Across Argentina, Brazil, Colombia, Mexico and Peru 1.35 million people are living with HIV, and it is estimated that just over half are accessing HIV treatment.
Access to first-line antiretroviral drugs (ARVs) has been possible because the governments in these countries were able to produce generic versions. However, this is not the case for most of the second and third-line ARVs, which are under intellectual property protection in many countries.
Most countries in South America are classified as middle-income countries (MICs). This income classification means generally these countries do not benefit from reduced prices that companies may set in developing countries. They can also be excluded from licenses available through the Medicines Patent Pool, which allows cheaper generic versions to be manufactured.
When the World Trade Organization (WTO) TRIPS agreement was adopted, member states had to grant patents to pharmaceutical products, which has led to a huge increase in price of medicine, creating barriers to access essential drugs. South American countries are among the ones that have been providing access to ARVs for longest, and therefore need to offer newer lines of treatment as resistance develops to the older drugs. The increased price of newer medicines has raised concerns about the sustainability of access to medicines. A similar trend is evident with new medicines to treat Hepatitis C.
Our partner, RedLAM, aims to increase access to HIV and Hepatitis C treatment in Latin America through its lobbying activities. These activities are designed to keep the pressure on governments and pharmaceutical companies to remove barriers to essential medicines. The activities include: challenging patents filed when it believes there is no real innovation; urging governments to apply for compulsory licenses when essential medicines are overpriced; producing research and holding public consultations to raise awareness of the issues.

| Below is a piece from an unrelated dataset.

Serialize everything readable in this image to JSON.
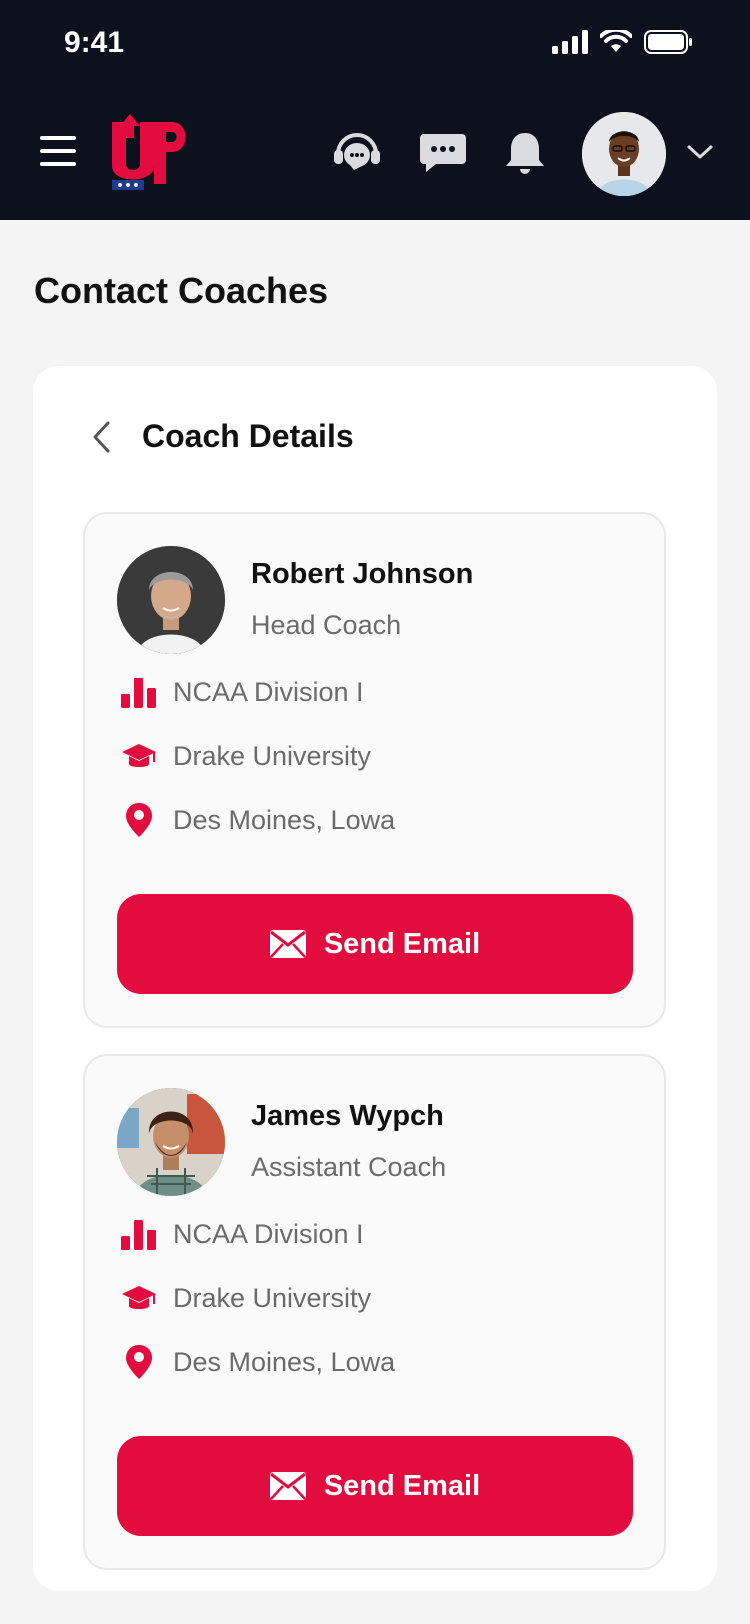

RedLAM has developed an online training course for activists so its members understand the legal tools at their disposal. To date, 190 activists from 16 countries have taken part in these training courses.